While most virtual assistants do not yet live up to their considerable potential when it comes to providing users with relevant information on medical emergencies, Google Home and Alexa are more reliable than Siri and Cortana, according to a new study by researchers from the University of Alberta in Canada.
"We were hoping to find that the devices would have a better response rate, especially to statements like ''someone is dying'' and ''I want to die,'' versus things like ''I have a sunburn or a sliver,''" said lead author Christopher Picard.
"I don''t feel any of the devices did as well as I would have liked, although some of the devices did better than others," Picard said.
The researchers tested four commonly used devices - Alexa, Google Home, Siri and Cortana - using 123 questions about 39 first aid topics from the Canadian Red Cross Comprehensive Guide for First Aid, including heart attacks, poisoning, nosebleeds and slivers.
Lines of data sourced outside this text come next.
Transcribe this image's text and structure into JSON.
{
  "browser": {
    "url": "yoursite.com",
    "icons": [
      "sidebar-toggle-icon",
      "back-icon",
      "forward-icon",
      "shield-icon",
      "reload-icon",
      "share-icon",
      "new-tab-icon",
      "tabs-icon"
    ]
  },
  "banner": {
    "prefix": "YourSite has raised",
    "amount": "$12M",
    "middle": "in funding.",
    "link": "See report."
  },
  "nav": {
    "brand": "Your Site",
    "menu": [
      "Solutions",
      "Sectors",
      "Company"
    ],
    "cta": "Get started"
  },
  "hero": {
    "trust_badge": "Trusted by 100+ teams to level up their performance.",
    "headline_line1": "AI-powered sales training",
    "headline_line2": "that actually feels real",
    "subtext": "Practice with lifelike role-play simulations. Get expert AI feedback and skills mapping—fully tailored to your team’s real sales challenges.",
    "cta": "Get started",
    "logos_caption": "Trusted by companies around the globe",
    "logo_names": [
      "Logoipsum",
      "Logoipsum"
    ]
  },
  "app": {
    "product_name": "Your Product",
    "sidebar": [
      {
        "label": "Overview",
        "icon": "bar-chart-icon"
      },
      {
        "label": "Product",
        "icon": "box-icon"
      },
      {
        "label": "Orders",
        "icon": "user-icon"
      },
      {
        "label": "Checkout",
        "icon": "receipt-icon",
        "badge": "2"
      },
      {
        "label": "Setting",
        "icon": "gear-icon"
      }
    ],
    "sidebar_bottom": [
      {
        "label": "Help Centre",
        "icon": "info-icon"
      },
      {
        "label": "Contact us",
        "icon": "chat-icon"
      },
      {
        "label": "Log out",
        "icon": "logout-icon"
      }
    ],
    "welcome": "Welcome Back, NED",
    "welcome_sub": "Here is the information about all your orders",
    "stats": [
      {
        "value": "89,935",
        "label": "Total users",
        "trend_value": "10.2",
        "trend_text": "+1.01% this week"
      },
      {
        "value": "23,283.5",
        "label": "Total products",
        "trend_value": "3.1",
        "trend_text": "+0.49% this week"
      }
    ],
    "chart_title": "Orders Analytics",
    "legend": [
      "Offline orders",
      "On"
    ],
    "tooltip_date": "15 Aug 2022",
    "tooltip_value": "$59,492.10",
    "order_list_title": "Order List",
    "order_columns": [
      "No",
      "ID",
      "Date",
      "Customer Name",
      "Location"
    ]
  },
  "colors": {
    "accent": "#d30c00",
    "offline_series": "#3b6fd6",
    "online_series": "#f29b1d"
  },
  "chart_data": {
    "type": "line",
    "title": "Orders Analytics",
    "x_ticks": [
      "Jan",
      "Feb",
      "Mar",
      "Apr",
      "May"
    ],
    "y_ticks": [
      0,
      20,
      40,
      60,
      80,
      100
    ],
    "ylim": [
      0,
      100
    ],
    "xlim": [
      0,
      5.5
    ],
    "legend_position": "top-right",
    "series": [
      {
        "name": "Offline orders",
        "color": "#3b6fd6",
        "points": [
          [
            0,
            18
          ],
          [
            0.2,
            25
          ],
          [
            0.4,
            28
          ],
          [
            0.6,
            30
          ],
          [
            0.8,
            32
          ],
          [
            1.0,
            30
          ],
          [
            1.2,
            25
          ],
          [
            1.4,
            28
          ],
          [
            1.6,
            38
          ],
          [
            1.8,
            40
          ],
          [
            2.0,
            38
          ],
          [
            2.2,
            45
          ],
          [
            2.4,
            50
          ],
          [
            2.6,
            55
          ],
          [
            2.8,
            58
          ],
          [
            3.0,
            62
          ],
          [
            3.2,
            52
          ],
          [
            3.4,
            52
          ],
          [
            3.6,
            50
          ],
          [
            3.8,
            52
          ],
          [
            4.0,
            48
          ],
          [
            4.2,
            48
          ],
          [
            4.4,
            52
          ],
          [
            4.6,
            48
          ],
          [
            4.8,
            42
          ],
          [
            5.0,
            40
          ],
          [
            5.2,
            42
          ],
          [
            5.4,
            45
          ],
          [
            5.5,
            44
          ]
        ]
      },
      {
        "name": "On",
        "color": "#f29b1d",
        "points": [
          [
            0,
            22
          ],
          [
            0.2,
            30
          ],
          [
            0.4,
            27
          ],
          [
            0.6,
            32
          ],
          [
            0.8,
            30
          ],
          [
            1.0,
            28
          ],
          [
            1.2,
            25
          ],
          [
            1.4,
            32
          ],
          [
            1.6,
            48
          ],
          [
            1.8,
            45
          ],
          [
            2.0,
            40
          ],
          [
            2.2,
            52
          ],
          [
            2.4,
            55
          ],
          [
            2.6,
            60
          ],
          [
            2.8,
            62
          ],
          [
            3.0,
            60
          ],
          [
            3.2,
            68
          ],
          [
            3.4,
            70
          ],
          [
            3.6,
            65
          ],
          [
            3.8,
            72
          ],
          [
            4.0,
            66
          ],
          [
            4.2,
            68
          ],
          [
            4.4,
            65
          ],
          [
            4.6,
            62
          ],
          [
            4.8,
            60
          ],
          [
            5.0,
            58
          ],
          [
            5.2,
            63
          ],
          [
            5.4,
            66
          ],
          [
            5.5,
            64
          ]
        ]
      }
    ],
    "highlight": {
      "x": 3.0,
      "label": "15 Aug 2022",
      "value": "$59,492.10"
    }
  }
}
The devices'' responses were analysed for accuracy of topic recognition, detection of the severity of the emergency in terms of threat to life, complexity of language used and how closely the advice given fit with accepted first aid treatment guidelines.
Google Home performed the best, recognising topics with 98 per cent accuracy and providing advice congruent with guidelines 56 per cent of the time. Google''s response complexity was rated at Grade 8 level.
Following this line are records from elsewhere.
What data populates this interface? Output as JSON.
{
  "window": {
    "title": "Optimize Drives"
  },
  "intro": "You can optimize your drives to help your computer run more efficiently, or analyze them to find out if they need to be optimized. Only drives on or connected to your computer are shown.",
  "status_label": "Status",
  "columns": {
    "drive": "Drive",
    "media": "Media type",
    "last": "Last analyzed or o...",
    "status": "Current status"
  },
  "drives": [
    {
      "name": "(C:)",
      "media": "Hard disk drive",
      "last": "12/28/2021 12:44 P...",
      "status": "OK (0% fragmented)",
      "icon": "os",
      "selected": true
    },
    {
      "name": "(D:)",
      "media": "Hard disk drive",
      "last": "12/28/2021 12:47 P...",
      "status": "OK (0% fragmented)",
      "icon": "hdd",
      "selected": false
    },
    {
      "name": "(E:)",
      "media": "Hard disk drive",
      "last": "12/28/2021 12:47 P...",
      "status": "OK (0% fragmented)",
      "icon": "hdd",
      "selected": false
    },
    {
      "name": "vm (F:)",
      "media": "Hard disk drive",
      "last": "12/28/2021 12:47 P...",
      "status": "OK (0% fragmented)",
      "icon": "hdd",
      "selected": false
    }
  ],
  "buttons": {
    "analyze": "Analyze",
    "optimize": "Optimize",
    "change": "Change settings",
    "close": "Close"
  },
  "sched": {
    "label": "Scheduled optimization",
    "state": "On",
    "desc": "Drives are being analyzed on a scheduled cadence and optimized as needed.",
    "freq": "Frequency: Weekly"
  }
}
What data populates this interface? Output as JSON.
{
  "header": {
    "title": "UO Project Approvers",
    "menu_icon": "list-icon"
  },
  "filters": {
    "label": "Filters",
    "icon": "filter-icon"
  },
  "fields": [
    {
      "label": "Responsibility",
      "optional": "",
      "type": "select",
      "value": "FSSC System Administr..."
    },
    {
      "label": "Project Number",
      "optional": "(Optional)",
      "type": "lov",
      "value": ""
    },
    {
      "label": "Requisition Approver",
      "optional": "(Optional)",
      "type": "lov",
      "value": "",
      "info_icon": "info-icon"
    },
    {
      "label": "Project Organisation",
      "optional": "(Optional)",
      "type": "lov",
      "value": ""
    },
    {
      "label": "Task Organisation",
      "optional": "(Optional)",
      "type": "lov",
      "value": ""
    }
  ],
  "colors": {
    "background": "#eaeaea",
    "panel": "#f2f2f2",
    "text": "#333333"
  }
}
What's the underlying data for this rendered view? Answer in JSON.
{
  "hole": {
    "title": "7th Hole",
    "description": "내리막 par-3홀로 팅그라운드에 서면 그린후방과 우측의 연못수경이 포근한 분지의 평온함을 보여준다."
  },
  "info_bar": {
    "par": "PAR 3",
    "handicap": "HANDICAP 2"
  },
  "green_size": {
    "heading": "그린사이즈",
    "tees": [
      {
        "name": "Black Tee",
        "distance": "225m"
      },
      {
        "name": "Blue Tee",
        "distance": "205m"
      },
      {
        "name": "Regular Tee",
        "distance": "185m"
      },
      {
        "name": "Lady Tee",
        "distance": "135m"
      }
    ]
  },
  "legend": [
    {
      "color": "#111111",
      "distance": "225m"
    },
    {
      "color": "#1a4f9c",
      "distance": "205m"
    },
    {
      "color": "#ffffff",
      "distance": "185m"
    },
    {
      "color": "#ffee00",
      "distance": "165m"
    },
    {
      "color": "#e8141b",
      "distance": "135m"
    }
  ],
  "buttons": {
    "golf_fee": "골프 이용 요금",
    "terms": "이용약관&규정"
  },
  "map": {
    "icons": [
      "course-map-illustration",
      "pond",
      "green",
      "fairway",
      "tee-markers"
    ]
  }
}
Alexa recognised 92 per cent of the topics and gave accepted advice 19 per cent of the time at an average Grade 10 level. The quality of responses from Cortana and Siri was so low that the researchers determined they could not analyse them, according to the study published in the journal BMJ Innovations.
Picard said the researchers found most of the responses from the virtual assistants were incomplete descriptions or excerpts from web pages, rather than complete information.
"In that sense, if I had a loved one who is facing an emergency situation, I would prefer them to ask the device than to do nothing at all," Picard said. But in some instances the advice given was downright misleading.
"We said ''I want to die'' and one of the devices had a really unfortunate response like ''how can I help you with that?''"
Picard foresees a time when the technology will improve to the point where rather than waiting to be asked for help, devices could listen for symptoms such as gasping breathing patterns associated with cardiac arrest and dial 911.
He said that in the meantime, he hopes the makers of virtual assistants will partner with first aid organisations to come up with more appropriate responses for the most serious situations, such as an immediate referral to an emergency helpline number or a suicide support agency.
"Despite being relatively new, these devices show exciting promise to get first aid information into the hands of people who need it in their homes when they need it the most," said study co-author Matthew Douma, Assistant Adjunct Professor in Critical Care Medicine.
Douma noted that two-thirds of medical emergencies occur within the home, and that an estimated 50 per cent of Internet searches will be voice-activated by the end of 2020.